Assignment: Across the listing below, how many lines hold "JSON"? Reply with the number by itself.

[Opening Recorded data section]

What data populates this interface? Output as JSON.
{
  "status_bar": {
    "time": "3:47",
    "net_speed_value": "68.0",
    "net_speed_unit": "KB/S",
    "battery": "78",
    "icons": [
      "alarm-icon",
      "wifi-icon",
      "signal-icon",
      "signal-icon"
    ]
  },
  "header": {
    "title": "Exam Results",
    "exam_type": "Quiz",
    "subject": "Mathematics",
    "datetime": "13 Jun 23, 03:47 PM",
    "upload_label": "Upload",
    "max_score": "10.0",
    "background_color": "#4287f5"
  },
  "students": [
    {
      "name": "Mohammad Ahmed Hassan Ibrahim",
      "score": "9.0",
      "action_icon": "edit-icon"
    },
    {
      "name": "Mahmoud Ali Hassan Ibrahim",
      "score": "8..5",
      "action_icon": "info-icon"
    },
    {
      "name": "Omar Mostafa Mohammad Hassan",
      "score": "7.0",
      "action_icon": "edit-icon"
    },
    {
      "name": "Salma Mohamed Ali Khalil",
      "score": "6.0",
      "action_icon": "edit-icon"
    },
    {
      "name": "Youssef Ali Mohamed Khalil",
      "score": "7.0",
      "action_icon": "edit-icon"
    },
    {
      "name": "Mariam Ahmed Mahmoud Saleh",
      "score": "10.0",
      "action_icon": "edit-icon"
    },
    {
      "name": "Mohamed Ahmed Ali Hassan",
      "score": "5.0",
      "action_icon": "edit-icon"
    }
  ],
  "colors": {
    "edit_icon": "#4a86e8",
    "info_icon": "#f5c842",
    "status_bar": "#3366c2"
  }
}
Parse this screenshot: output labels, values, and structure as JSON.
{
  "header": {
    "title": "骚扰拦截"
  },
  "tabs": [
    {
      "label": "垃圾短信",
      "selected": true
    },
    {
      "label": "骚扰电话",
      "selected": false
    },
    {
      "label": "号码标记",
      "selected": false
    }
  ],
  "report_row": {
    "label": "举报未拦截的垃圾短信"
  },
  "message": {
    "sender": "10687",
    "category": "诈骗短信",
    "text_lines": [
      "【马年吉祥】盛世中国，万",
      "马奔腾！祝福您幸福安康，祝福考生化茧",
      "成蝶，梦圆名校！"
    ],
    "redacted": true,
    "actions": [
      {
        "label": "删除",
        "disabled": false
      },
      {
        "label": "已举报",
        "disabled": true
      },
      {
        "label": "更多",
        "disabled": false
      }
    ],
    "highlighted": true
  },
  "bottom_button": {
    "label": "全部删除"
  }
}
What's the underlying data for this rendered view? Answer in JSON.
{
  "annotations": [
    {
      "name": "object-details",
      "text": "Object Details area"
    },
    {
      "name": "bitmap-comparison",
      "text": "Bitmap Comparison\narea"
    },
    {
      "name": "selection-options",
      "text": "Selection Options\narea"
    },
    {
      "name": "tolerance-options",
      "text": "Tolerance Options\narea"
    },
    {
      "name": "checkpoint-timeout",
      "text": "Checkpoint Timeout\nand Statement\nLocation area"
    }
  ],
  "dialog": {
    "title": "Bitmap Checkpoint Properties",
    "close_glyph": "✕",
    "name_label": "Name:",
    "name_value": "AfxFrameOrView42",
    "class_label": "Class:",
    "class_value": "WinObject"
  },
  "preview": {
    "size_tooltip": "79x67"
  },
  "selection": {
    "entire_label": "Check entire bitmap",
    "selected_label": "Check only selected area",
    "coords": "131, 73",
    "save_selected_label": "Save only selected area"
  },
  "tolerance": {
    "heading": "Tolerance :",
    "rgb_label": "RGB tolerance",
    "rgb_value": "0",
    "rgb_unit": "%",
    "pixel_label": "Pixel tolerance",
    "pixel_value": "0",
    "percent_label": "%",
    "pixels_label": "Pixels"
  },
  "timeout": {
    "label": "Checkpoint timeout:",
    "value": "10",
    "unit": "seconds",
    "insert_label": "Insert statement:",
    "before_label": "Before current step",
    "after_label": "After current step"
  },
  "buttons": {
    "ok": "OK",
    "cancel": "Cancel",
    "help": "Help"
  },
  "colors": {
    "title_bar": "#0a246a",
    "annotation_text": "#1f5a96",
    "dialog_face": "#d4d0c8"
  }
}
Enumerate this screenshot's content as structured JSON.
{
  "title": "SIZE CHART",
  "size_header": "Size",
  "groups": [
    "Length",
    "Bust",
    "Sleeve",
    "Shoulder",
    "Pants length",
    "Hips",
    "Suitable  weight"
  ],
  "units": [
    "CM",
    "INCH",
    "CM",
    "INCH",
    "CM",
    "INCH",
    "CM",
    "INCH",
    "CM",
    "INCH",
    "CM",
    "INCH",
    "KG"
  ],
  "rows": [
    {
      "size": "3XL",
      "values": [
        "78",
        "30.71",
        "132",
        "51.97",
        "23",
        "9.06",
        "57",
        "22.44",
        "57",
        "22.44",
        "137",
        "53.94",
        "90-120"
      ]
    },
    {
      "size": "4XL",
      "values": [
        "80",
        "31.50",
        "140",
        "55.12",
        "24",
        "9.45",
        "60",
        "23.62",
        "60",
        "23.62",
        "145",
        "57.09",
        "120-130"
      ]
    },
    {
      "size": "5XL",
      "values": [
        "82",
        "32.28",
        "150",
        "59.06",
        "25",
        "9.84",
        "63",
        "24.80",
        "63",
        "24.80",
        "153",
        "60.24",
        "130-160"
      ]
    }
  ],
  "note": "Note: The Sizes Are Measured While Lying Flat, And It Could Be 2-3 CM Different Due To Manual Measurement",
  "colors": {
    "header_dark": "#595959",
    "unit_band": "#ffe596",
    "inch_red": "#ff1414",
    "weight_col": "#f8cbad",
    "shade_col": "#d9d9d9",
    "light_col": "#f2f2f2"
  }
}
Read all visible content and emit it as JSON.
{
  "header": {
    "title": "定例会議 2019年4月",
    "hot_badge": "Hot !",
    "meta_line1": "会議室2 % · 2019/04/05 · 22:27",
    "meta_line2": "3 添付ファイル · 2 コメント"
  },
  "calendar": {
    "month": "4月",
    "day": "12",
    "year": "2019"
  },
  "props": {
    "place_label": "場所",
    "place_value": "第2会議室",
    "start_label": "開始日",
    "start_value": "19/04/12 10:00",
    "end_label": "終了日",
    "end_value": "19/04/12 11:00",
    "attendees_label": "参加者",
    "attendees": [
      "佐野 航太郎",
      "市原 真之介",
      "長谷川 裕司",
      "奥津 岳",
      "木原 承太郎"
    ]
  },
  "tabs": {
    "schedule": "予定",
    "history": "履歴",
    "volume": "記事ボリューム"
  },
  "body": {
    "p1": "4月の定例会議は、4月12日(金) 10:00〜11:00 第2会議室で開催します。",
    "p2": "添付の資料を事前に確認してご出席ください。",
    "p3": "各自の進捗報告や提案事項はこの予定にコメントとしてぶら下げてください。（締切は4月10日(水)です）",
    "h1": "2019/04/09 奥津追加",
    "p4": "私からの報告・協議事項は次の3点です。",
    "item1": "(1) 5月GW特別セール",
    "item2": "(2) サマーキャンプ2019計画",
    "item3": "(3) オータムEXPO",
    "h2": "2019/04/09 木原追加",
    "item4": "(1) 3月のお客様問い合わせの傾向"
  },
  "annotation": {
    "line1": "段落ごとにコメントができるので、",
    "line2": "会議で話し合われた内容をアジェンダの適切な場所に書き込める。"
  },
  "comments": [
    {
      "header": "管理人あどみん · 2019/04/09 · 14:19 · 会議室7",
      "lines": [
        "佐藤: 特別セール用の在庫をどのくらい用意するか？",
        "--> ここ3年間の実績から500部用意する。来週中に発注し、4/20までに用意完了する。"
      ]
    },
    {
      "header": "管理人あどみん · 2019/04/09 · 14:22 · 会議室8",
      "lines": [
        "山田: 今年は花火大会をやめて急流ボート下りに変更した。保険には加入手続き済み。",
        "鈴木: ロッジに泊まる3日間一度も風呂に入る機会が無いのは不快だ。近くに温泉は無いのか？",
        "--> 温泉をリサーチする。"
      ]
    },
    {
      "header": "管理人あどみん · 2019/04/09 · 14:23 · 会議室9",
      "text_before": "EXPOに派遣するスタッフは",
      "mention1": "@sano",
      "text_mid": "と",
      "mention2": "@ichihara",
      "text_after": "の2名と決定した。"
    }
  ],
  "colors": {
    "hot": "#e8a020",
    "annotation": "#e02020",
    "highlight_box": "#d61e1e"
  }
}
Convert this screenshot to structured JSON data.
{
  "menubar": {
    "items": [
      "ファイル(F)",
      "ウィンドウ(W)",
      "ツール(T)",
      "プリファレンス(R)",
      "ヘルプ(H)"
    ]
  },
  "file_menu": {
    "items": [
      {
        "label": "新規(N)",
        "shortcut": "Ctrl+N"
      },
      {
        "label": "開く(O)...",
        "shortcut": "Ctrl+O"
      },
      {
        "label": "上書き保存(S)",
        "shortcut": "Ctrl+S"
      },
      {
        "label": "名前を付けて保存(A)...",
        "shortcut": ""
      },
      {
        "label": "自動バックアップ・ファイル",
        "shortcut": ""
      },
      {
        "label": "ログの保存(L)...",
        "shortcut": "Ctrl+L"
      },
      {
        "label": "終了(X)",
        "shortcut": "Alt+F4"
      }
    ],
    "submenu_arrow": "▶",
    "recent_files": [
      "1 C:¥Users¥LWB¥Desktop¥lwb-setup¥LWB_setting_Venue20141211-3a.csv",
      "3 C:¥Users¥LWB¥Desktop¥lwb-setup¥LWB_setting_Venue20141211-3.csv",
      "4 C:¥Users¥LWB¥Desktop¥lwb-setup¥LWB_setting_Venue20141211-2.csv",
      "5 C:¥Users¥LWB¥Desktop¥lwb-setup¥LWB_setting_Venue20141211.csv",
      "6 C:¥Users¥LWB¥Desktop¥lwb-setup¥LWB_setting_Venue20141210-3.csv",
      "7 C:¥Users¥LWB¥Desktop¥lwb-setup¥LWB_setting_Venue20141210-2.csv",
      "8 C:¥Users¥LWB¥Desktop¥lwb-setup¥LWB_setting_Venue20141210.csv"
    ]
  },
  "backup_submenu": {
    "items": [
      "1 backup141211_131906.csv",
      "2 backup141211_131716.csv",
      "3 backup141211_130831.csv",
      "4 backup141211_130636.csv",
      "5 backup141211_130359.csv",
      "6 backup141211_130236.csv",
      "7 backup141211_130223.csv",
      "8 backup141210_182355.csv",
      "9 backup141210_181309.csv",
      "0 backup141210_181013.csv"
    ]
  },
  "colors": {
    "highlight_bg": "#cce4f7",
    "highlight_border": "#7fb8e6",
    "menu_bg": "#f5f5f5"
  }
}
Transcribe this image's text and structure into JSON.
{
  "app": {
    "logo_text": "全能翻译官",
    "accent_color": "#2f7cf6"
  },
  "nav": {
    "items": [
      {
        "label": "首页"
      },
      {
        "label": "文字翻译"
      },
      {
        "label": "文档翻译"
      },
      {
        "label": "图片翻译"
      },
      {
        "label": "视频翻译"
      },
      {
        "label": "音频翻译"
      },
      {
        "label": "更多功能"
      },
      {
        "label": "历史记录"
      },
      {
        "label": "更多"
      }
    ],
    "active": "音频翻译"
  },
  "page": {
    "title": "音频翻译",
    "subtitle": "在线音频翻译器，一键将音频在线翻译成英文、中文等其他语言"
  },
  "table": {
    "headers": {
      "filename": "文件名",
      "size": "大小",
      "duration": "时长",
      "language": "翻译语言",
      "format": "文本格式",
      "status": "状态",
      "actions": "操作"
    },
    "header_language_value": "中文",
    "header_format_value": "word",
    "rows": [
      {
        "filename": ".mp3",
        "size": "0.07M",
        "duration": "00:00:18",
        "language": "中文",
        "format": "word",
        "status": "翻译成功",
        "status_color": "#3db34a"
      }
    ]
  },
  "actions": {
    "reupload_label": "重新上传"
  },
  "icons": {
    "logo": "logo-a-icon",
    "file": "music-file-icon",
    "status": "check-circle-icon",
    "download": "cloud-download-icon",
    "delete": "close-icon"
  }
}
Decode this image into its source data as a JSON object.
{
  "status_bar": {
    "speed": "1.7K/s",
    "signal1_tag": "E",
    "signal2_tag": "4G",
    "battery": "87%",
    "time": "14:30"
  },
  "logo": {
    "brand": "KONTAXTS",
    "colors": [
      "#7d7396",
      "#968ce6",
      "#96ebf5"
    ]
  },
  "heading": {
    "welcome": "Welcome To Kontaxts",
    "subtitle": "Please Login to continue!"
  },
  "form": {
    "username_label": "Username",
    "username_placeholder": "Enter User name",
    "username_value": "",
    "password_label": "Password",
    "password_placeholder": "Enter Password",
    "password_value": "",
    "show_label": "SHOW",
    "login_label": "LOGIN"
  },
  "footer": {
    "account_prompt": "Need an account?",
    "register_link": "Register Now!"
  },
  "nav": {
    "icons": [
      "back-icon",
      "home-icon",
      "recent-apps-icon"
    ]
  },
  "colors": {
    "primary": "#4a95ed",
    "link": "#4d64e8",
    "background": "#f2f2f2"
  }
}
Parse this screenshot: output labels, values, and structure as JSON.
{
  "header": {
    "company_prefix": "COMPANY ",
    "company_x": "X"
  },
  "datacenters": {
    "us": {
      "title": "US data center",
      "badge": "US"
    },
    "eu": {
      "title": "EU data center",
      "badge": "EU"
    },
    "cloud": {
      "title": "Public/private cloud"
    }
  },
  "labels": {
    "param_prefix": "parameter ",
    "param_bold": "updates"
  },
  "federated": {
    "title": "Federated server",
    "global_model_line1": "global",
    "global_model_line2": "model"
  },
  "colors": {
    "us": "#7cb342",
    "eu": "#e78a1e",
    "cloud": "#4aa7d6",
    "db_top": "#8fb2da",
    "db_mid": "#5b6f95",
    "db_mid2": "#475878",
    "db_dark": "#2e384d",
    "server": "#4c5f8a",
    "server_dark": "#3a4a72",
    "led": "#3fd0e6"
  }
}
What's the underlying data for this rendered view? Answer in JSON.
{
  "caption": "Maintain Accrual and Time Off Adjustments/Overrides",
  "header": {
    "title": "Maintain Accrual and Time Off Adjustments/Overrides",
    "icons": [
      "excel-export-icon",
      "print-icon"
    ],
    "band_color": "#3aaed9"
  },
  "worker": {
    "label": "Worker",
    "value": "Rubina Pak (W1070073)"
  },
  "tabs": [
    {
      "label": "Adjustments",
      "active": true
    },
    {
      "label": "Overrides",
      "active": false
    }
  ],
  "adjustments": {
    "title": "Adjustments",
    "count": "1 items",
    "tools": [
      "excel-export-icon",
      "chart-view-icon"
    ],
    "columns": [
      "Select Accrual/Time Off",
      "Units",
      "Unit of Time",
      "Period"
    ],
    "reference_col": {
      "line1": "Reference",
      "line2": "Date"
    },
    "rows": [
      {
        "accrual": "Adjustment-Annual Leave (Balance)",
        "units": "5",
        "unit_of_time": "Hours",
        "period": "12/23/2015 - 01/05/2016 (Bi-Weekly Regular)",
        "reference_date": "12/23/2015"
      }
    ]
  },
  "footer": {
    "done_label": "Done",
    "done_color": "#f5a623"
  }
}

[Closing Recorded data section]

Output: 10